The World Is Not Fair But It Should Be

Remember when we were all “2015! Ugh! Good Riddance! Bring on the new year!”?

NOW what do we say? We’re halfway through 2016 and we are making a bigger cock-up of it than the last try. I hate to boil all our jumbled fury and helplessness down to bullet points, but we have all been trained by our own internet habits to comprehend things best this way, so here goes:

  • The world is not fair, but humans are hardwired to believe it should be. This is good because it makes us struggle every day to fix the world.
  • This is also really bad, because it can leave us feeling helpless, or used, or disrespected, or attacked. Then we may lash out. When we lash out, it is often directed at loved ones or innocent bystanders.
  • Some people’s brains don’t work right. Just like some people’s hearts, or eyes, or Isles of Langerhans don’t work right. Unfortunately, we are crap at fixing people’s brains.
  • The NRA has morphed from a sportsman's gun safety organization to a black-hearted oligopoly of profit spawned by rich white men who make gobs of money selling guns and ammunition to scared people by fostering fear and hate. 
  • ISIS is a malevolent pile of evil spawned by twisted men who think if they brutalize and massacre as many humans of the wrong religion (including the wrong brand of Islam) as possible, their twisted version of god will reward them in their twisted version of heaven, which seems to be a ninth level of hell for those poor virgins they expect to continue to abuse there.
  • Tribalism of any type (extreme nationalism, bigotry, homophobia, elitism, counter-elitism, etc.) is a human trait that served us well when we carried spears and wore bikinis made of deer skin, but causes us pain in any arena other than sports. If you start thinking "they" are a bunch of unworthy yahoos, you are thinking with your caveman brain and remember "they" are the same as you.
  • Cops are like you and me, only in the course of their job, they meet dozens of people every day who HATE THEIR GUTS. Because cops are constantly sent to witness and isolate the worst in humans on a daily, minute-by-minute basis, their whole outlook can become skewed and darkened. Beside the actual physical risk of the job, they also face this spiritual risk. If not deliberately tempered by other, more benevolent forces such as family, friends or religion, they can begin to imagine the whole of human life as evil, sneaky, and out to do them harm.
  • This is not an excuse for bad behavior, but it is a warning – to cops and to citizens. Authorities need to make sure their cops are healthy in mind and body. Cops need to find a positive outlet so that they regularly see the good in their fellow humans, especially those who may not look like them. Citizens need to remember that cops may be seeing you through a worst-case-scenario lens where their highest priority is getting through the interaction without getting hurt. Or worse.
  • The antagonism between (mostly white) cops and men of color has a long, true history that is buried deep in the DNA of both groups, and cannot be unwritten by wishing it so. But it can be reduced through acknowledging it, being aware of it, training, hiring more minorities, and then doing more training.
  • I hope I didn’t say anything dumb. Maybe white people with Priuses and MacBooks shouldn’t be the ones to be blabbing about all this race-related violence, but to not act or speak would be worse, so I did what I normally do when I don’t know what else to do. I wrote.

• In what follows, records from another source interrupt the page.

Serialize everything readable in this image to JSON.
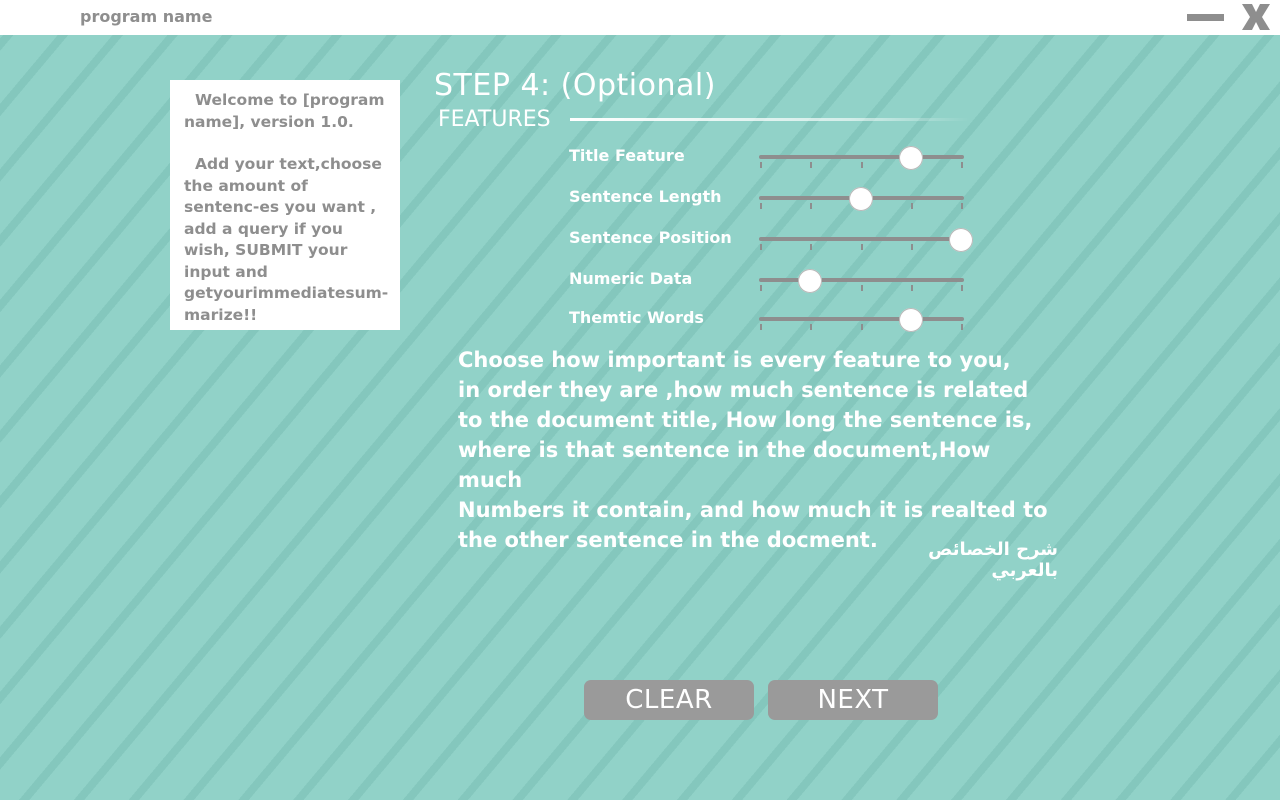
{
  "window": {
    "program_name": "program name",
    "minimize_icon": "minimize-icon",
    "close_icon": "close-icon"
  },
  "welcome": {
    "paragraph1": "Welcome to [program name], version 1.0.",
    "paragraph2": "Add your text,choose the amount of sentenc-es you want , add a query if you wish, SUBMIT your input and getyourimmediatesum-marize!!"
  },
  "step": {
    "title": "STEP 4: (Optional)",
    "section_label": "FEATURES"
  },
  "features": [
    {
      "label": "Title Feature",
      "value": 0.75
    },
    {
      "label": "Sentence Length",
      "value": 0.5
    },
    {
      "label": "Sentence Position",
      "value": 1.0
    },
    {
      "label": "Numeric Data",
      "value": 0.25
    },
    {
      "label": "Themtic Words",
      "value": 0.75
    }
  ],
  "slider_steps": 5,
  "description": "Choose how important is every feature to you,\nin order they are ,how much sentence is related\nto the document title, How long the sentence is,\nwhere is that sentence in the document,How much\nNumbers it contain, and how much it is realted to\nthe other sentence in the docment.",
  "arabic_link": "شرح الخصائص بالعربي",
  "buttons": {
    "clear": "CLEAR",
    "next": "NEXT"
  },
  "colors": {
    "background": "#91d2c8",
    "stripe": "#84c7bd",
    "panel": "#ffffff",
    "gray": "#8e8e8e",
    "button": "#9a9a9a"
  }
}
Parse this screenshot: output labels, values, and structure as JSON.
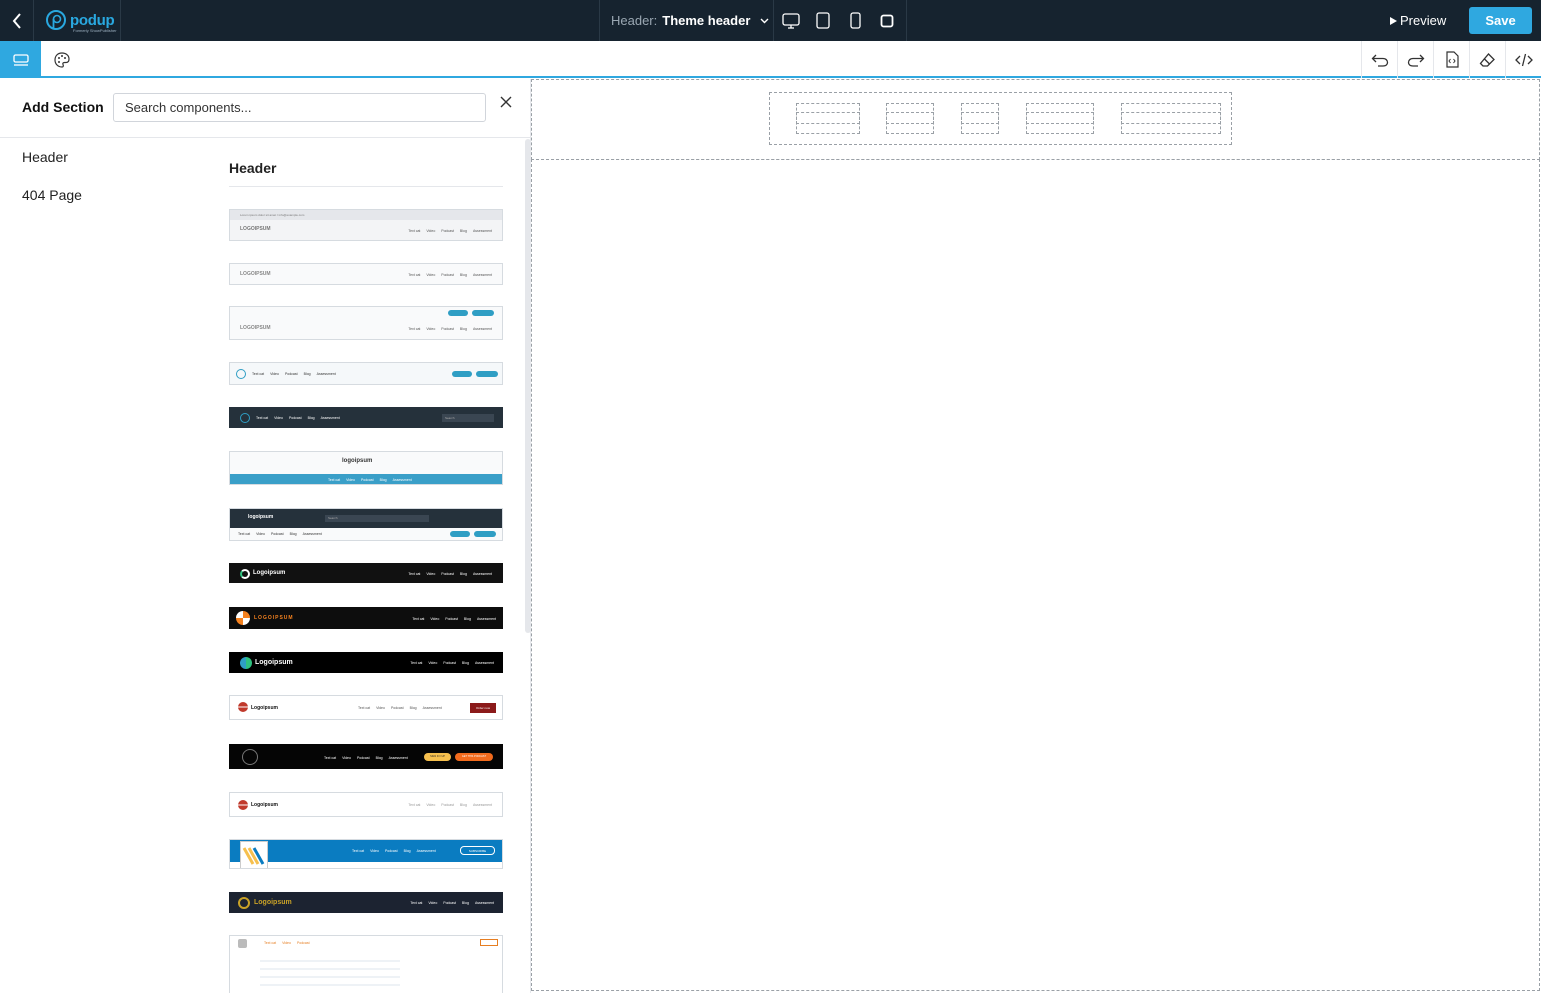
{
  "topbar": {
    "brand": "podup",
    "brand_sub": "Formerly ShowPublisher",
    "header_label": "Header:",
    "header_value": "Theme header",
    "preview_label": "Preview",
    "save_label": "Save"
  },
  "panel": {
    "title": "Add Section",
    "search_placeholder": "Search components...",
    "categories": [
      "Header",
      "404 Page"
    ],
    "section_title": "Header"
  },
  "thumbs": {
    "logo_a": "LOGOIPSUM",
    "logo_b": "logoipsum",
    "logo_c": "Logoipsum",
    "nav": [
      "Text cat",
      "Video",
      "Podcast",
      "Blog",
      "Assessment"
    ],
    "login": "Login",
    "signup": "Sign Up",
    "search": "Search",
    "order": "Order now",
    "signin": "SIGN IN / UP",
    "get_podcast": "GET THIS PODCAST",
    "subscribe": "SUBSCRIBE",
    "contact": "Lorem ipsum dolor sit amet / info@example.com"
  },
  "colors": {
    "topbar_bg": "#16232f",
    "accent": "#2fa8e0",
    "canvas_bg": "#ffffff"
  }
}
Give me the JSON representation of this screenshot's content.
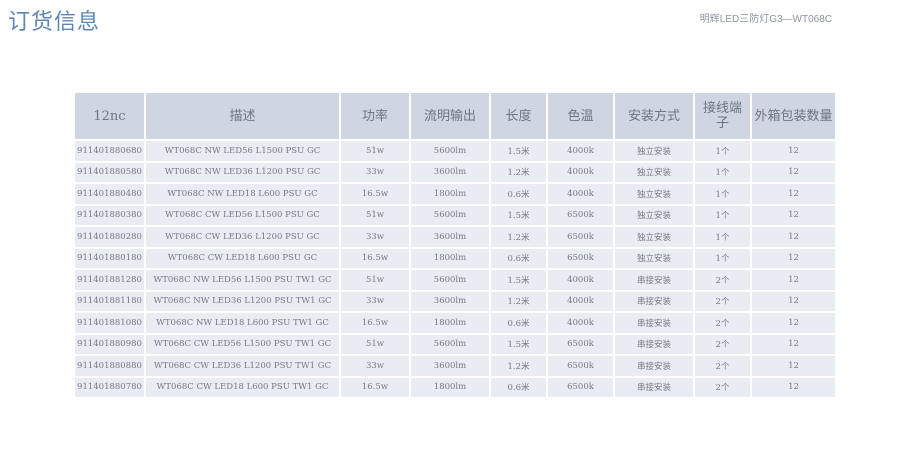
{
  "page": {
    "title": "订货信息",
    "product_label": "明辉LED三防灯G3—WT068C"
  },
  "table": {
    "headers": [
      "12nc",
      "描述",
      "功率",
      "流明输出",
      "长度",
      "色温",
      "安装方式",
      "接线端子",
      "外箱包装数量"
    ],
    "rows": [
      [
        "911401880680",
        "WT068C NW LED56 L1500 PSU GC",
        "51w",
        "5600lm",
        "1.5米",
        "4000k",
        "独立安装",
        "1个",
        "12"
      ],
      [
        "911401880580",
        "WT068C NW LED36 L1200 PSU GC",
        "33w",
        "3600lm",
        "1.2米",
        "4000k",
        "独立安装",
        "1个",
        "12"
      ],
      [
        "911401880480",
        "WT068C NW LED18 L600 PSU GC",
        "16.5w",
        "1800lm",
        "0.6米",
        "4000k",
        "独立安装",
        "1个",
        "12"
      ],
      [
        "911401880380",
        "WT068C CW LED56 L1500 PSU GC",
        "51w",
        "5600lm",
        "1.5米",
        "6500k",
        "独立安装",
        "1个",
        "12"
      ],
      [
        "911401880280",
        "WT068C CW LED36 L1200 PSU GC",
        "33w",
        "3600lm",
        "1.2米",
        "6500k",
        "独立安装",
        "1个",
        "12"
      ],
      [
        "911401880180",
        "WT068C CW LED18 L600 PSU GC",
        "16.5w",
        "1800lm",
        "0.6米",
        "6500k",
        "独立安装",
        "1个",
        "12"
      ],
      [
        "911401881280",
        "WT068C NW LED56 L1500 PSU TW1 GC",
        "51w",
        "5600lm",
        "1.5米",
        "4000k",
        "串接安装",
        "2个",
        "12"
      ],
      [
        "911401881180",
        "WT068C NW LED36 L1200 PSU TW1 GC",
        "33w",
        "3600lm",
        "1.2米",
        "4000k",
        "串接安装",
        "2个",
        "12"
      ],
      [
        "911401881080",
        "WT068C NW LED18 L600 PSU TW1 GC",
        "16.5w",
        "1800lm",
        "0.6米",
        "4000k",
        "串接安装",
        "2个",
        "12"
      ],
      [
        "911401880980",
        "WT068C CW LED56 L1500 PSU TW1 GC",
        "51w",
        "5600lm",
        "1.5米",
        "6500k",
        "串接安装",
        "2个",
        "12"
      ],
      [
        "911401880880",
        "WT068C CW LED36 L1200 PSU TW1 GC",
        "33w",
        "3600lm",
        "1.2米",
        "6500k",
        "串接安装",
        "2个",
        "12"
      ],
      [
        "911401880780",
        "WT068C CW LED18 L600 PSU TW1 GC",
        "16.5w",
        "1800lm",
        "0.6米",
        "6500k",
        "串接安装",
        "2个",
        "12"
      ]
    ]
  }
}
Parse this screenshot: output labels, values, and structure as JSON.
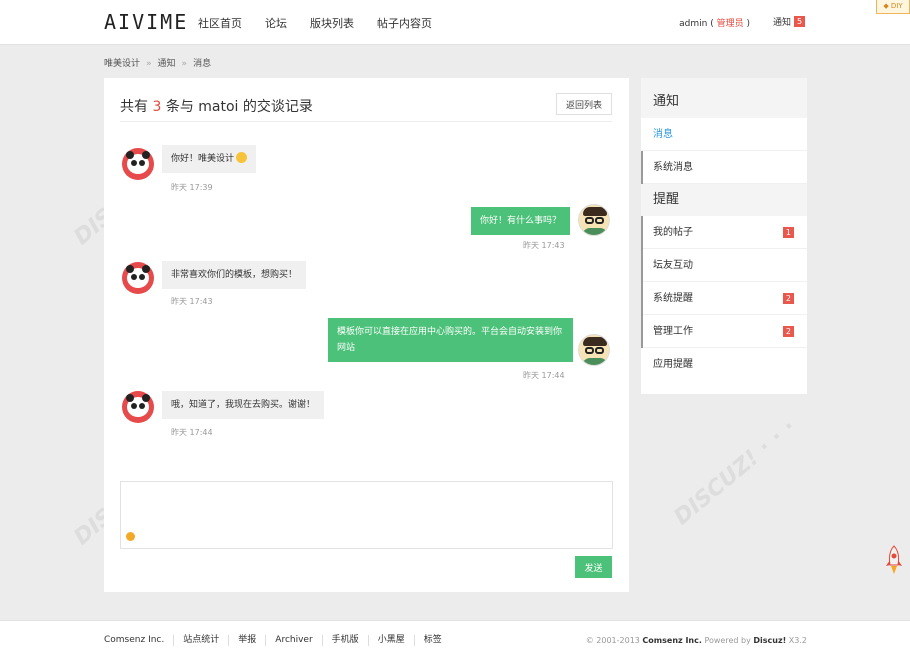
{
  "header": {
    "logo": "AIVIME",
    "nav": [
      "社区首页",
      "论坛",
      "版块列表",
      "帖子内容页"
    ],
    "user_name": "admin",
    "user_role_open": " ( ",
    "user_role": "管理员",
    "user_role_close": " )",
    "notify_label": "通知",
    "notify_count": "5",
    "diy_label": "◆ DIY"
  },
  "breadcrumb": {
    "items": [
      "唯美设计",
      "通知",
      "消息"
    ],
    "sep": "»"
  },
  "conversation": {
    "title_prefix": "共有 ",
    "count": "3",
    "title_suffix": " 条与 matoi 的交谈记录",
    "back_label": "返回列表",
    "messages": [
      {
        "side": "left",
        "text": "你好！唯美设计",
        "time": "昨天 17:39"
      },
      {
        "side": "right",
        "text": "你好！有什么事吗？",
        "time": "昨天 17:43"
      },
      {
        "side": "left",
        "text": "非常喜欢你们的模板，想购买！",
        "time": "昨天 17:43"
      },
      {
        "side": "right",
        "text": "模板你可以直接在应用中心购买的。平台会自动安装到你网站",
        "time": "昨天 17:44"
      },
      {
        "side": "left",
        "text": "哦，知道了，我现在去购买。谢谢！",
        "time": "昨天 17:44"
      }
    ],
    "send_label": "发送"
  },
  "sidebar": {
    "notice_head": "通知",
    "notice_items": [
      {
        "label": "消息",
        "active": true
      },
      {
        "label": "系统消息",
        "active": false
      }
    ],
    "remind_head": "提醒",
    "remind_items": [
      {
        "label": "我的帖子",
        "badge": "1"
      },
      {
        "label": "坛友互动",
        "badge": ""
      },
      {
        "label": "系统提醒",
        "badge": "2"
      },
      {
        "label": "管理工作",
        "badge": "2"
      },
      {
        "label": "应用提醒",
        "badge": ""
      }
    ]
  },
  "footer": {
    "links": [
      "Comsenz Inc.",
      "站点统计",
      "举报",
      "Archiver",
      "手机版",
      "小黑屋",
      "标签"
    ],
    "copy_prefix": "© 2001-2013 ",
    "copy_company": "Comsenz Inc.",
    "copy_powered": " Powered by ",
    "copy_product": "Discuz!",
    "copy_version": " X3.2"
  },
  "colors": {
    "accent_green": "#4cc179",
    "badge_red": "#e8584d",
    "link_blue": "#2b96e0"
  }
}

And Now. My Recommendations For You.

All the actions below make a difference in large and small ways. Please do one or more.

  • Pray. In whatever flavor you like. Just do it quietly.
  • Meditate. The history of Meditation is Hindu and Buddhist, but if you’re not Hindu or Buddhist, then it’s not. It’s just a way to rest and reset the mind, and has been shown to reduce anxiety, blood pressure, depression and anger. Google it. There are lots of how-tos.
  • Practice Yoga. Again, this has a Hindu flavor, but it’s really a form of full-body meditation. You can do it in your living room with a video or visit a studio. I find home yoga to be more restful, but you do you.
  • Get Involved. Call your local authorities and ask them how they are facing this challenge. With luck, you will come away with a better idea about how your local government and policing structure is making a difference. If that is not happening, you can voice your wish that they would prioritize training and hiring to address the issue.
  • Practice Random Acts of Kindness. This will feel better for you than for your lucky recipient. Don’t forget to be kind on the road.
  • Pay For Your Privilege With Actual Money. Choose a cause. Start here:
  • Practice Empathy. Remember, like the meme says, you don’t know your fellow human’s struggle, so please, when someone does something thoughtless, think to yourself “THIS IS MY NONJUDGMENTAL FACE,” and remember that they are living in their own brain and it might be frightening (or completely empty) in there.

Please pass it on. More praying. More meditation. More kindness. That’s the least and most we can do.